[Entries from a dataset of interfaces]
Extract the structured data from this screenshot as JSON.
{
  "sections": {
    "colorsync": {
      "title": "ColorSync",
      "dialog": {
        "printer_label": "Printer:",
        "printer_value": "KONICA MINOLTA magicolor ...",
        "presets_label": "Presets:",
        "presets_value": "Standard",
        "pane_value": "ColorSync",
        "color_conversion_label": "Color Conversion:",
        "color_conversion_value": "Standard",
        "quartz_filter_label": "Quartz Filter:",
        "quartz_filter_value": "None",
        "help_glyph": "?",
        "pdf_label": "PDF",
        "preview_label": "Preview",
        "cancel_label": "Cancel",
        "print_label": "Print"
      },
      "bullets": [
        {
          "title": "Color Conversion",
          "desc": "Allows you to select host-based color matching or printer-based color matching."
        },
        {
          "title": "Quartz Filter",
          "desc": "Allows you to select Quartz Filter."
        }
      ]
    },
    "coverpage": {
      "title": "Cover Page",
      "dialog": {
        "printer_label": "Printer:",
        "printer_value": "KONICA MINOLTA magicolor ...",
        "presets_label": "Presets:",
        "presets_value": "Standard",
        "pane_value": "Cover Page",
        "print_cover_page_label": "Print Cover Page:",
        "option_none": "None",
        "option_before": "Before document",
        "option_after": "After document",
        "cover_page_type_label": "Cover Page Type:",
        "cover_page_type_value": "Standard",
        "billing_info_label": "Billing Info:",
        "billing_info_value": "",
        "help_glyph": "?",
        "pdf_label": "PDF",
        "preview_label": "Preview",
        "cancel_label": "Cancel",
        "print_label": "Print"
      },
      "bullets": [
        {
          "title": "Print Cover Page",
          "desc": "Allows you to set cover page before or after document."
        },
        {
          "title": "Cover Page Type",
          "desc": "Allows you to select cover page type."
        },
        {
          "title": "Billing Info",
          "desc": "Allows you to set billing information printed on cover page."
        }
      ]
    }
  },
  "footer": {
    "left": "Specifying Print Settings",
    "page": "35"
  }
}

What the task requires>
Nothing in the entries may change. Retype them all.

Solution for this exercise>
Extract the structured data from this screenshot as JSON.
{
  "sections": {
    "colorsync": {
      "title": "ColorSync",
      "dialog": {
        "printer_label": "Printer:",
        "printer_value": "KONICA MINOLTA magicolor ...",
        "presets_label": "Presets:",
        "presets_value": "Standard",
        "pane_value": "ColorSync",
        "color_conversion_label": "Color Conversion:",
        "color_conversion_value": "Standard",
        "quartz_filter_label": "Quartz Filter:",
        "quartz_filter_value": "None",
        "help_glyph": "?",
        "pdf_label": "PDF",
        "preview_label": "Preview",
        "cancel_label": "Cancel",
        "print_label": "Print"
      },
      "bullets": [
        {
          "title": "Color Conversion",
          "desc": "Allows you to select host-based color matching or printer-based color matching."
        },
        {
          "title": "Quartz Filter",
          "desc": "Allows you to select Quartz Filter."
        }
      ]
    },
    "coverpage": {
      "title": "Cover Page",
      "dialog": {
        "printer_label": "Printer:",
        "printer_value": "KONICA MINOLTA magicolor ...",
        "presets_label": "Presets:",
        "presets_value": "Standard",
        "pane_value": "Cover Page",
        "print_cover_page_label": "Print Cover Page:",
        "option_none": "None",
        "option_before": "Before document",
        "option_after": "After document",
        "cover_page_type_label": "Cover Page Type:",
        "cover_page_type_value": "Standard",
        "billing_info_label": "Billing Info:",
        "billing_info_value": "",
        "help_glyph": "?",
        "pdf_label": "PDF",
        "preview_label": "Preview",
        "cancel_label": "Cancel",
        "print_label": "Print"
      },
      "bullets": [
        {
          "title": "Print Cover Page",
          "desc": "Allows you to set cover page before or after document."
        },
        {
          "title": "Cover Page Type",
          "desc": "Allows you to select cover page type."
        },
        {
          "title": "Billing Info",
          "desc": "Allows you to set billing information printed on cover page."
        }
      ]
    }
  },
  "footer": {
    "left": "Specifying Print Settings",
    "page": "35"
  }
}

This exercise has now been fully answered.